I've heard a few times that the symmetric group is an algebraic group over a field with one element, and that the alternating group is quite specifically $SO_n(\mathbb{F}_1)$. This does make a lot of sense intuitively, and actually helps to explain to non-specialists the relations between different things I have done.

However, objects over the (non-existent) field with one element aren't just a metaphor - they are objects that can be defined properly, though that may not have happened *yet*. What is the status for the correspondence between $Alt(n)$ and $SO_n(\mathbb{F}_1)$? Is there really a well-defined homomorphism of some sort, and, if so, are there references where this is worked out?

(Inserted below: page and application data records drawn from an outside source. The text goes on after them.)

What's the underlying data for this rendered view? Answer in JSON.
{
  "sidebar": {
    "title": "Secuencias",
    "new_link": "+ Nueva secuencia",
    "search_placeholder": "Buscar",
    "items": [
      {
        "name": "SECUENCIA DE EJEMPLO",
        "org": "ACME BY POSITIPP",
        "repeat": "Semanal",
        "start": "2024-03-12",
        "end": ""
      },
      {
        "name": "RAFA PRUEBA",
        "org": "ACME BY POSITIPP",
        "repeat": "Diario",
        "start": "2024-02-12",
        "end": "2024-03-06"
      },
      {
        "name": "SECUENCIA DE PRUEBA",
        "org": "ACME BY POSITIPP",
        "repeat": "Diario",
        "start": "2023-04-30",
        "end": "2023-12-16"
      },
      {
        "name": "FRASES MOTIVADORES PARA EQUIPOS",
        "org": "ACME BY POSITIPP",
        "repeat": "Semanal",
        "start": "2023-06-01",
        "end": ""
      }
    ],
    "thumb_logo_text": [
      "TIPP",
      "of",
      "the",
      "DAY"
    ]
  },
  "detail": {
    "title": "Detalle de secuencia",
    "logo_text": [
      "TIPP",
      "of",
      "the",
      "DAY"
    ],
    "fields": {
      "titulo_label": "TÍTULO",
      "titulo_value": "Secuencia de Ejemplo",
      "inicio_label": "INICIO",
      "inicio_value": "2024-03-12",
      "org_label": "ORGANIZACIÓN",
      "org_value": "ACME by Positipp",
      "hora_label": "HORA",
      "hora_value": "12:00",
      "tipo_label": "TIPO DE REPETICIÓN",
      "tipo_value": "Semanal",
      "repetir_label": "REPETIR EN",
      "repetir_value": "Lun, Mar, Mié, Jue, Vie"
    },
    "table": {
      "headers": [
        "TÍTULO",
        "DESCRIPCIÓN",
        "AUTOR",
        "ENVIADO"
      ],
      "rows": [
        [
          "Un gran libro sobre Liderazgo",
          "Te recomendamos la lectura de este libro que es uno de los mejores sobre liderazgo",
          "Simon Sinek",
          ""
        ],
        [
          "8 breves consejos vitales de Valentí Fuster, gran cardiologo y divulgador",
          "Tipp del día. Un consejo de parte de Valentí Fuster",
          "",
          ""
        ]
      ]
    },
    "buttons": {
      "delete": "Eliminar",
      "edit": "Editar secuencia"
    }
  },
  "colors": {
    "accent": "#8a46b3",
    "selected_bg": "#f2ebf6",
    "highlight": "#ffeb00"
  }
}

manyprecise definitions. The problem is that there is no prefered one, and up to know no theory has led to a proof of the Riemann hypothesis. $\endgroup$ – Martin Brandenburg Jan 9 '13 at 18:04